Leaders of the Vocational Industrial Clubs of America (VICA) celebrated in 1973 when President Nixon named the organization to select contestants and represent the United States in the International Youth Skill Olympics. But costs of the selection process proved high and began to impact other important VICA programs. The organization faced a chouce: either drop the international proram, or build additional public awareness and financial support. The solution was to make the skills trials part of major industrial association annual meetings.
VICA was formed in 1965 at the suggestion of the U.S. Department of Education, and labor and state vocational education leaders. The founders wanted an organization that would raise the standards of vocational curriculum, provide national recognition for achievements of vocational students, and enhance vocational programs with leadership, citizenship and character development programs.
Today, the Leesburg, VA-based organization has more than 14,000 local chapters with more than 265,000 members. It sponsors training in nearly 100 skilled occupations ranging from advertising design, industrial electronics and brick masonry to robotic work cell technology, commercial baking and consumer electronics. VICA also conducts an annual National Leadership Conference, the United States Skill Olympics (USSO), a professional development program and an employment network.

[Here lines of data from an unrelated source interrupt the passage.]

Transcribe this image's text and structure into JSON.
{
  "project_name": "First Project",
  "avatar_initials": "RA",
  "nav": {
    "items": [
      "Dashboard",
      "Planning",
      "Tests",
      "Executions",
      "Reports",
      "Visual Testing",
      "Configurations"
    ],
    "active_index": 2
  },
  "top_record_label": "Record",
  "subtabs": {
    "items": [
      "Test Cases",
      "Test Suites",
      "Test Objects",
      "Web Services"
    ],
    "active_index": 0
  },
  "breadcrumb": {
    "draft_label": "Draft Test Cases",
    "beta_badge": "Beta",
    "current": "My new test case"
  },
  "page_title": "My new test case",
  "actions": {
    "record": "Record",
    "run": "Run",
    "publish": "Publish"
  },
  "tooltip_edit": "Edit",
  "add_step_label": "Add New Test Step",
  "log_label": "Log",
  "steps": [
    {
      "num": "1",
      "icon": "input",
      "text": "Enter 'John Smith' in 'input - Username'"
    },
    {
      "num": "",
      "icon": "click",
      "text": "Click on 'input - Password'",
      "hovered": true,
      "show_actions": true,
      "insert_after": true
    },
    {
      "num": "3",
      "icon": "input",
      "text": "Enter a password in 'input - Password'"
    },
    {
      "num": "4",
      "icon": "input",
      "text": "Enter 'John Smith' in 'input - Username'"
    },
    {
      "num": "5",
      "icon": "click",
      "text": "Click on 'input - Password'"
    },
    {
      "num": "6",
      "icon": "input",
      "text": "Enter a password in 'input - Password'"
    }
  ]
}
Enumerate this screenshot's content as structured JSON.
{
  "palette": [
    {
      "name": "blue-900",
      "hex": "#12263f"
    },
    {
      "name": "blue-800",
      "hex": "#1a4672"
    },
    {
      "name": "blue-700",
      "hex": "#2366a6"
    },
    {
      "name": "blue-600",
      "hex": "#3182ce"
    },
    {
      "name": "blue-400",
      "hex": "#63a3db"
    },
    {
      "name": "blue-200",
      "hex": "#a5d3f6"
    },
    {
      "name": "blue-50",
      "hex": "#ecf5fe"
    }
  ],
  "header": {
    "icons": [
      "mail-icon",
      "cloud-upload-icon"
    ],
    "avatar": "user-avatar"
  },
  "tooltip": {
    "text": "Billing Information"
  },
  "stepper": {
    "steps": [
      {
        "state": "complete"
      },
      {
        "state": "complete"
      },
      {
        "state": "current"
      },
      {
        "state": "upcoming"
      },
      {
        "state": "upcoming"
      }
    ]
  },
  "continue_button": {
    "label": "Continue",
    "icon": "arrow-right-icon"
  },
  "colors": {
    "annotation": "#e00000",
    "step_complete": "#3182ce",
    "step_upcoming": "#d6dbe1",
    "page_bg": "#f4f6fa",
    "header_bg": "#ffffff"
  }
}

Each year, more than 3,000 USSO finalists, each a gold medal winner at the statewide level, compete nationally in one of 44 skill contests at the USSO. "These grueling contests, designed and …